Laurence Norah says
Thanks for your comment and feedback, I’ve updated the content to make that note 🙂
Enjoy your journey!
exploRVistas - Jim and Diana says
Excellent point, ficklejade. As a retiree in the States, I have adopted this attitude towards working people…even letting them go first in a fast food line. Always assume that people have a good reason for their hurried state…as was the case with you trying to see your mum.
Thank you for the informative post, Laurence and Jessica. This will be helpful when we visit the UK this fall.
Laurence Norah says
My pleasure, thanks for your comment and have a great trip 🙂
John Bowley says
My wide private driveway entrance is being used (and damaged) as an illegal passing place. However the Council say that they are not responsible for the repair and upkeep of a private driveway entrance only the verges either side to nearest fence line or to 3 metres from edge of road tarmac. I’m a Pensioner and can not afford repairs to the damage to my driveway, I want to place “Not a passing place” sign up at both sides and /or place large white painted rocks to prevent public use.

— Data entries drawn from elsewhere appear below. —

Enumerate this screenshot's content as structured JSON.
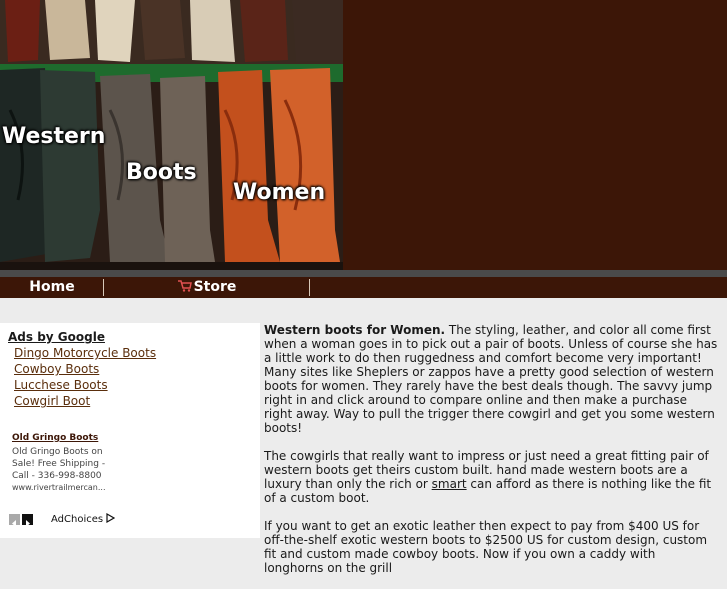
{
  "header": {
    "hero_words": [
      "Western",
      "Boots",
      "Women"
    ]
  },
  "nav": {
    "items": [
      {
        "label": "Home",
        "icon": null
      },
      {
        "label": "Store",
        "icon": "shopping-cart-icon"
      }
    ]
  },
  "sidebar": {
    "ads_title": "Ads by Google",
    "ad_links": [
      "Dingo Motorcycle Boots",
      "Cowboy Boots",
      "Lucchese Boots",
      "Cowgirl Boot"
    ],
    "featured_ad": {
      "title": "Old Gringo Boots",
      "lines": [
        "Old Gringo Boots on",
        "Sale! Free Shipping -",
        "Call - 336-998-8800",
        "www.rivertrailmercan..."
      ]
    },
    "adchoices_label": "AdChoices"
  },
  "article": {
    "lead": "Western boots for Women.",
    "p1_rest": " The styling, leather, and color all come first when a woman goes in to pick out a pair of boots. Unless of course she has a little work to do then ruggedness and comfort become very important!",
    "p1_line2": "Many sites like Sheplers or zappos have a pretty good selection of western boots for women. They rarely have the best deals though. The savvy jump right in and click around to compare online and then make a purchase right away. Way to pull the trigger there cowgirl and get you some western boots!",
    "p2_a": "The cowgirls that really want to impress or just need a great fitting pair of western boots get theirs custom built. hand made western boots are a luxury than only the rich or ",
    "p2_link": "smart",
    "p2_b": " can afford as there is nothing like the fit of a custom boot.",
    "p3": "If you want to get an exotic leather then expect to pay from $400 US for off-the-shelf exotic western boots to $2500 US for custom design, custom fit and custom made cowboy boots. Now if you own a caddy with longhorns on the grill"
  },
  "colors": {
    "header_bg": "#3c1607",
    "band": "#4a4a4a",
    "page_bg": "#ececec",
    "link": "#5a2e0c"
  }
}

Is there any web site where I can find out about this problem?
Laurence Norah says
I’m sorry to hear that. One solution that we have seen in use by people with a similar issue to yours is to use painted white tyres in place of rocks across the driveway. These perform the same functionality as rocks but are easier to move if you need to, plus whilst they are a deterrent, they won’t actually cause damage to cars, which might be a liability issue.

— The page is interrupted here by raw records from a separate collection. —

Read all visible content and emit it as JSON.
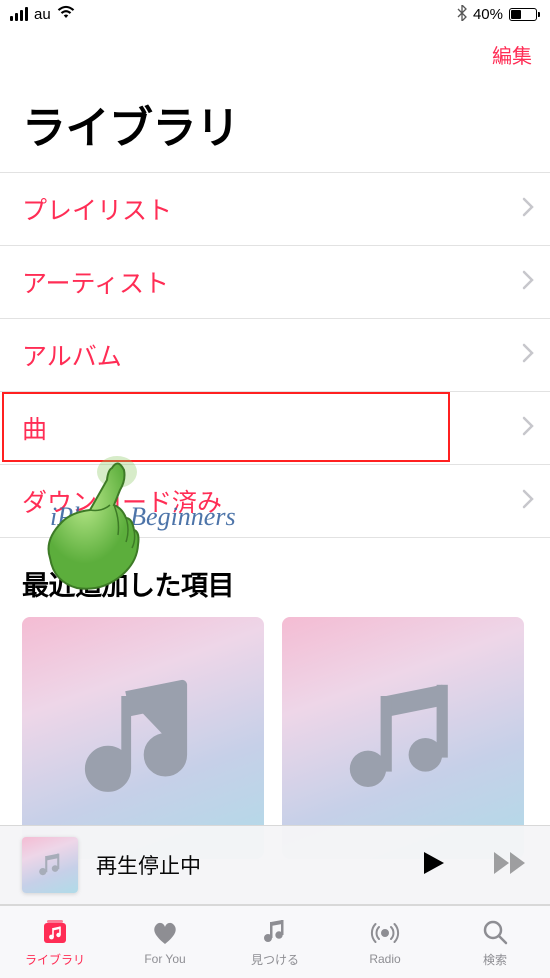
{
  "status": {
    "carrier": "au",
    "battery_percent": "40%"
  },
  "nav": {
    "edit": "編集"
  },
  "title": "ライブラリ",
  "rows": [
    {
      "label": "プレイリスト"
    },
    {
      "label": "アーティスト"
    },
    {
      "label": "アルバム"
    },
    {
      "label": "曲"
    },
    {
      "label": "ダウンロード済み"
    }
  ],
  "section": {
    "recently_added": "最近追加した項目"
  },
  "watermark": "iPhone Beginners",
  "now_playing": {
    "status": "再生停止中"
  },
  "tabs": {
    "library": "ライブラリ",
    "for_you": "For You",
    "browse": "見つける",
    "radio": "Radio",
    "search": "検索"
  }
}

I’m not sure if there’s a website out there that can help, it is unfortunate that the council is not being much help in your situation 🙁

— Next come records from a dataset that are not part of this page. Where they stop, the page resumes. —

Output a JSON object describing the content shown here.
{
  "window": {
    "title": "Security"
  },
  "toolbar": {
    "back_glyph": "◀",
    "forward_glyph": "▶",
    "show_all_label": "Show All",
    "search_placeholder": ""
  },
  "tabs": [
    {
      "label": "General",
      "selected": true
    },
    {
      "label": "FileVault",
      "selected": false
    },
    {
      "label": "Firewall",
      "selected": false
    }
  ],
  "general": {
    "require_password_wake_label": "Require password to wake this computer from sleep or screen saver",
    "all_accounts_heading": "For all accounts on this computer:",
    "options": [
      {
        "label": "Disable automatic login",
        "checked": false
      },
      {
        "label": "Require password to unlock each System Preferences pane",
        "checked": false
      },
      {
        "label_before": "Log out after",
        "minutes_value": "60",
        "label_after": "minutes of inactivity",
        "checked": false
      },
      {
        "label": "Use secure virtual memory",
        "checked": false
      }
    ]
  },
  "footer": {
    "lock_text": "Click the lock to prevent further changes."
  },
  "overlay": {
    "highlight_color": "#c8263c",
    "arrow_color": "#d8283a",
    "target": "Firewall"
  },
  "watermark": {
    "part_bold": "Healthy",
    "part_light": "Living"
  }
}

John Bowley says
Many thanks for your suggestion about the white painted tyres and yes probably preferable to white painted rocks. There are many passing places along the single track farm road where I live so as I said I should not have to be responsible for the cost repairing the constant damage to my PRIVATE driveway entrance., this includes by huge 20+ ton timber trucks. I’m sure anyone reading this would not like the public damaging their driveway entrance and have to pay for repairs. I have set my Council a 30 day deadline to give me a positive response, they cannot have it both ways. Not the least people are in fact trespassing!!
Thank you for a concise and simple explanation. I only hope that many visitors, regardless of where they come from, take this on-board.
If I might be so bold, something you have not mentioned that can be critical, is that in remote rural areas, including islands, do not have full time fire services or coastguards, first responders, mountain rescue teams and lifeboat crew. They are retained or volunteers and may be travelling to their base station on an emergency call out in their own vehicles. So if someone behind is really pushing to get past you, with right indicator and flashing lights and occasionally horn, please pull over safely. Green flashing lights on a car is a Doctor heading to a life-threatening emergency, something a lot of people including natives, don’t necessarily know!
The only other point is that, whilst visitors are on holiday, local people are going about their daily jobs. Of course people should relax and enjoy their stay but, just as locals have to remember when they visit elsewhere, local people are going about their lives whether it be working or getting to hospital appts., Not only does extended journey times in those situations add costs but they can also have long-lasting effects on people emotionally – it was some years ago that one totally inconsiderate vehicle driver refused to allow me to overtake him on a single track road – preventing me being at my Mum’s side when she died.
Laurence Norah says
My pleasure – I’m pleased you found it to be a good post 😀 And your comments are very good points – visitors need to remember they are guests in someone elses home and act accordingly. Sorry to hear about your mum, that must have been devastating 🙁 Thanks for sharing your thoughts and experiences, they are most helpful.